Weiss isn’t done. He slams the bathroom door shut, tackles Fusco, gets his gun, is about to shoot him when Dani emerges from the bedroom, having taken the time to put her t-shirt back on (I get the modesty angle, but is this the best time, girl?) and shoots Weiss twice in the chest.
Apart from Fusco telling her she reminds him of a friend, that’s it for this part of the episode, having climbed to a higher height than at one time I expected.
Manwhile, back upstate, the Mayhem Twins discover that to pursue the trail of Shaw, they need to learn everything they can about Maple, which involves kidnapping and torturing – over Finch’s frantic pleas – the town’s public face, Leslie Thompson (Maddie Corman).

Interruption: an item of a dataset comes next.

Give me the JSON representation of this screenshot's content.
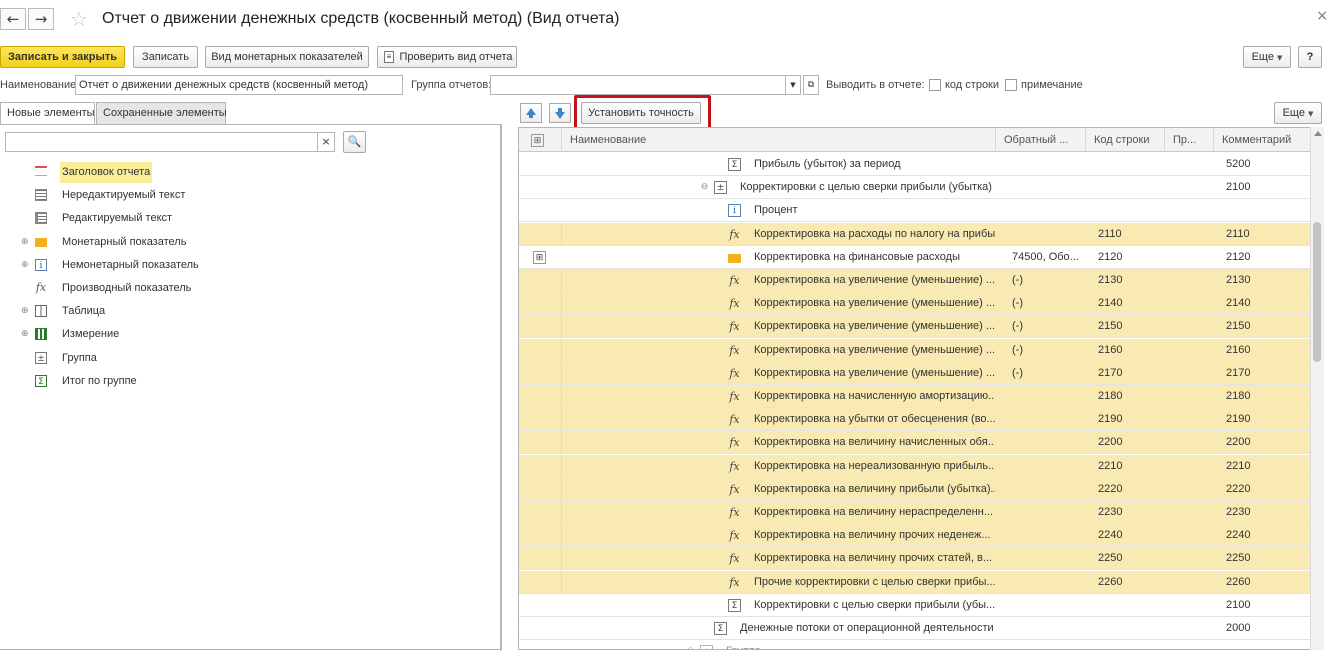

Though they have only one goal, Reese and Root can’t help but learn how thoroughly Samaritan has taken over Maple, and manipulated its people, first to happiness and now to see what happens when you take that happiness away. Maple is Samaritan’s petri dish, though the show uses the metaphor of an ant farm: it’s the microcosm that is embedded in the macrocosm.
Through Leslie, they gain access to the Carrow factory, even though Thompson will be killed for this betrayal. They shoot and blast their way in, they find that the factory is manufacturing transponders, microdots and neural implants, designed to be fitted to the whole population to enable Samaritan to observe and manipulate every human, they find the woman who was carried in the truck from the Stock Exchange. She’s got dark brown hair… but she’s not Shaw. Her name is Delia Jones and she was a secretary at the Stock Exchange. Everything, the only lead they have, was wrong. What’s that about schmuck-bait now?
Because this is the end of the trail. Root goes on a shooting spree, but she and Reese get Delia out. And Carrow pull out of Maple, leaving the town wrecked. Samaritan’s plans have been blocked. But they have no lead, no clue about Shaw. Reese recognises that there is nothing more they can do. Finch talks to the despairing, devastated Root. But she is not convinced, that is, until the Machine sends it’s one and only message, by payphone: Sierra Tango Oscar Pappa. S.T.O.P. Root says ‘Goodbye Harold’ as if it were a final word and walks away.
Shaw is gone. And the audience is treated to a final coda. Greer, in his most sinister-uncle mode, smiles down at a bed. Shaw is cynical: ‘If this is the afterlife, it sucks.’ Greer just smiles more, tells her to rest, she’ll need it.
We know, but they don’t. Schmuck-bait, but of the very highest order.